The best vantage from which to appreciate 3 Carver Street is outside the old aquarium. It rises on a small bluff over the jumbled business street, looking like a great white Greek Revival ghost, understated but imposing. For much of the early 20th century, this was the home of Frank Knowles Atkins, a Provincetown native whose grandfather, Samuel Knowles, ran the stage coach service to Orleans.
Atkins’s wife, Emma W. (Cook) Atkins, was the daughter of the whaling master Capt. John Cook. Atkins was bequeathed Knowles’s livery business, at what is now 293 Commercial Street, and moved it to his grain, fuel and building depot at 137 Bradford Street. On the site of the stable, he built the Pilgrim Theater, described by The Advocate as “the second movie palace of the town” and a showcase for “many of the early ‘flickers’ of the silent era.” (It no longer stands.)
Atkins was credited in his 1940 Advocate obituary with having started the first motorized “accommodation” service; the accommodation being an omnibus that made its way up along and down along through town, picking up and discharging passengers. Until World War I, he also made a line of artists’ paints. In about 1933, he and his sons — Samuel K. and John L. Atkins — transformed the Bradford Street depot into a gasoline filling station, which it remains to this day, as Tedeschi Food Stores-Mobil.

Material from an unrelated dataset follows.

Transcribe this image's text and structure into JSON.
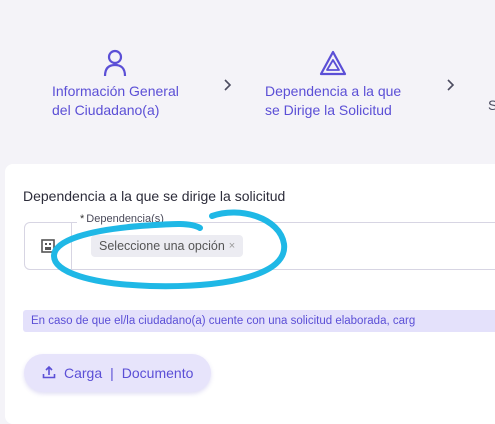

In the late 1940s, 3 Carver Street was operated as a guest house known as The Grays. The property was acquired in 1967 from Dr. Daniel H. Hiebert by Robert A. and Barbara M. Baker. Bob Baker designed and built furniture, which he displayed in a shop at Kiley Court, and also worked as an odd-job carpenter. When neighbors complained in 1967 about the noise from the power tools Baker operated in his yard, Mrs. Baker remonstrated, quite presciently:
With all the tasteless shops in the center of town and with all the noise which comes from summer amusement, I would think that people who are supposed to have the good of this town at heart would be willing to support a genuine craftsshop run by fellow townspeople. … If Provincetown becomes inhospitable to people working at genuine crafts, like furniture building, the town will have to resign itself to becoming the amusement center of the Cape.